Sometimes you are Bat(wo)man, but sometimes you gotta be Robin
McGrath, the protagonist of the story, had to play a supporting role in the ODI series against India in September 2021. Robin, affectionately known as the Junior Crime-Fighting partner of Batman, from DC Comics is the trusted sidekick. If Batman is the serious beast, Robin is the one that will frustrate the enemy with lighter jabs. If you think, you can break the partnership, think again.
Chasing 274 in Mackay, to keep their winning streak alive in ODIs, McGrath walked in to bat when Australia were grappling at 52 for four in the 16th over. Jhulan Goswami, Meghana Singh, and Pooja Vastrakar were all over the home team. Mooney, who usually bats at five or six in the ODIs, had to open the batting in the absence of vice-captain Rachael Haynes. The southpaw was in desperate need of a partner, but she was running out of them.

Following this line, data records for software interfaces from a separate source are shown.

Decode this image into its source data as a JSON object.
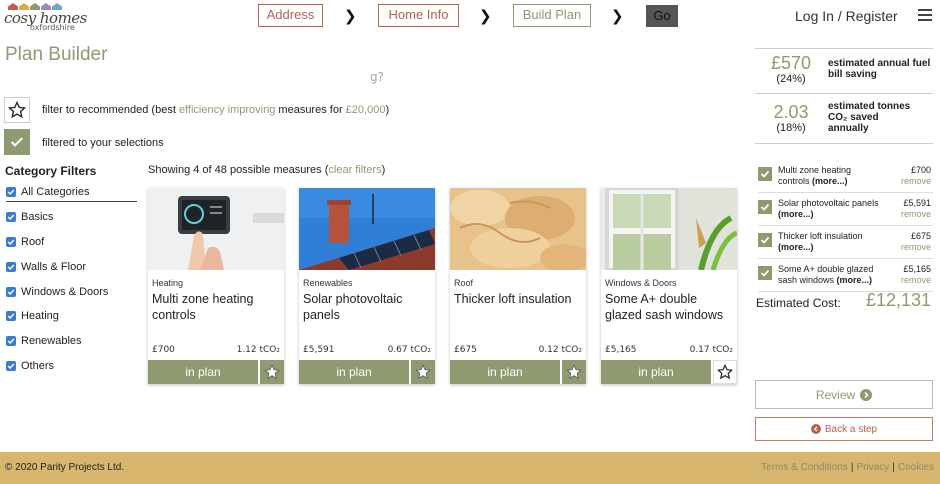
{
  "brand": {
    "logo_main": "cosy homes",
    "logo_sub": "oxfordshire",
    "house_colors": [
      "#c95b4a",
      "#e0a94a",
      "#8f9a70",
      "#9b8ab4",
      "#6fa3c7"
    ]
  },
  "nav": {
    "steps": [
      {
        "label": "Address",
        "color": "#b5624f"
      },
      {
        "label": "Home Info",
        "color": "#b5624f"
      },
      {
        "label": "Build Plan",
        "color": "#8f9a70"
      }
    ],
    "go_label": "Go",
    "login_label": "Log In / Register"
  },
  "page_title": "Plan Builder",
  "ghost_text": "g?",
  "filters": {
    "recommended_prefix": "filter to recommended (best ",
    "recommended_highlight": "efficiency improving",
    "recommended_mid": " measures for ",
    "recommended_amount": "£20,000",
    "recommended_suffix": ")",
    "selected_label": "filtered to your selections"
  },
  "categories": {
    "title": "Category Filters",
    "items": [
      "All Categories",
      "Basics",
      "Roof",
      "Walls & Floor",
      "Windows & Doors",
      "Heating",
      "Renewables",
      "Others"
    ]
  },
  "results": {
    "showing": "Showing 4 of 48 possible measures (",
    "clear_label": "clear filters",
    "close_paren": ")"
  },
  "measures": [
    {
      "category": "Heating",
      "name": "Multi zone heating controls",
      "cost": "£700",
      "co2": "1.12 tCO₂",
      "plan_label": "in plan",
      "starred": true,
      "image": "thermostat-photo"
    },
    {
      "category": "Renewables",
      "name": "Solar photovoltaic panels",
      "cost": "£5,591",
      "co2": "0.67 tCO₂",
      "plan_label": "in plan",
      "starred": true,
      "image": "solar-roof-photo"
    },
    {
      "category": "Roof",
      "name": "Thicker loft insulation",
      "cost": "£675",
      "co2": "0.12 tCO₂",
      "plan_label": "in plan",
      "starred": true,
      "image": "insulation-photo"
    },
    {
      "category": "Windows & Doors",
      "name": "Some A+ double glazed sash windows",
      "cost": "£5,165",
      "co2": "0.17 tCO₂",
      "plan_label": "in plan",
      "starred": false,
      "image": "window-photo"
    }
  ],
  "summary": {
    "bill_value": "£570",
    "bill_pct": "(24%)",
    "bill_label": "estimated annual fuel bill saving",
    "co2_value": "2.03",
    "co2_pct": "(18%)",
    "co2_label_1": "estimated tonnes",
    "co2_label_2": "CO₂ saved",
    "co2_label_3": "annually"
  },
  "selections": [
    {
      "name": "Multi zone heating controls",
      "more": "(more...)",
      "price": "£700",
      "remove": "remove"
    },
    {
      "name": "Solar photovoltaic panels",
      "more": "(more...)",
      "price": "£5,591",
      "remove": "remove"
    },
    {
      "name": "Thicker loft insulation",
      "more": "(more...)",
      "price": "£675",
      "remove": "remove"
    },
    {
      "name": "Some A+ double glazed sash windows",
      "more": "(more...)",
      "price": "£5,165",
      "remove": "remove"
    }
  ],
  "estimated": {
    "label": "Estimated Cost:",
    "value": "£12,131"
  },
  "actions": {
    "review_label": "Review",
    "back_label": "Back a step"
  },
  "footer": {
    "copyright": "© 2020 Parity Projects Ltd.",
    "links": [
      "Terms & Conditions",
      "Privacy",
      "Cookies"
    ],
    "sep": "|"
  },
  "colors": {
    "accent_green": "#8f9a70",
    "accent_red": "#b5624f",
    "footer_gold": "#d9b66d",
    "checkbox_blue": "#3b7bd6"
  }
}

This was McGrath’s time to become Robin. Mooney and McGrath divided the workload. The left-hander went after India's spin bowling, while the right-hander was aggressive against the opposition’s pace unit. McGrath reached her maiden half-century off 57 balls, and Mooney joined with 50 of her own in the next over. You cannot keep Batman and Robin apart, can you?
“All I remember from that India series was every single game was hard fought and could have gone either way,” McGrath reminisces. “I was batting with Beth Mooney. She's just a freak. I love batting with her because she just is always on top of everything,” just like Batman. “She simplified stuff for me (against India). She told me exactly what the run rate was, and exactly what we needed to do.”
Batman and Robin may not have it, but that partnership of 126 runs against India, McGrath, and Mooney got the nickname, McMooney. And it has stuck since then. “I have heard that (nickname) and I love it.” The protagonist, who became the sidekick for the day approves of this nickname.
Hasta la Vista, baby
Like the Terminator, Australia were on a mission in the Ashes series against the old enemy. After comprehensively sealing the multi-format series in the first ODI at the Manuka Oval in Canberra, the competition shifted to the home of women’s cricket in Victoria, the Junction Oval. England could not get going against the Australian bowling attack and were reduced to 68 for seven in the 25th over. They found a ray of hope with the partnership between Amy Jones and Sophie Ecclestone.
Meg Lanning, the hope-crusher, finally handed the ball to McGrath in 40th over. She was the sixth and final bowler used in the innings and it took her just 20 balls to clean up the English tail. Why would you not use the shotgun at your disposal if you need immediate results, Meg? McGrath took three wickets before the real Terminator could finish saying “Hasta la Vista, baby!”
“My bowling role changes every single game. I'm pretty sure the day before that one I bowled my 10 overs. I just didn't think I was gonna bowl that day, so I was pretty content with just letting everyone else take the wickets,” McGrath recalls. “I got the nod from meg that I'd be on to bowl, and picked up a few wickets.”
“There were a few slight comments from my teammates towards Meg,” laughs. “I suppose she's spoiled for choice with the bowlers. So I'll just be ready whenever and wherever Meg chooses to hand me the bowl.”
McGrath took a long road to feature in her sequel. Unlike many players all over the world, she was supported by the system that wanted this sequel to be a hit. McGrath, the sequel has rave reviews and it is an audience darling. Now Australia’s T20I vice-captain has an average of 121.25 in T20Is and she is the highest-ranked T20I batter in the World. Is this the beginning of the Tahlia McGrath Cinematic Universe?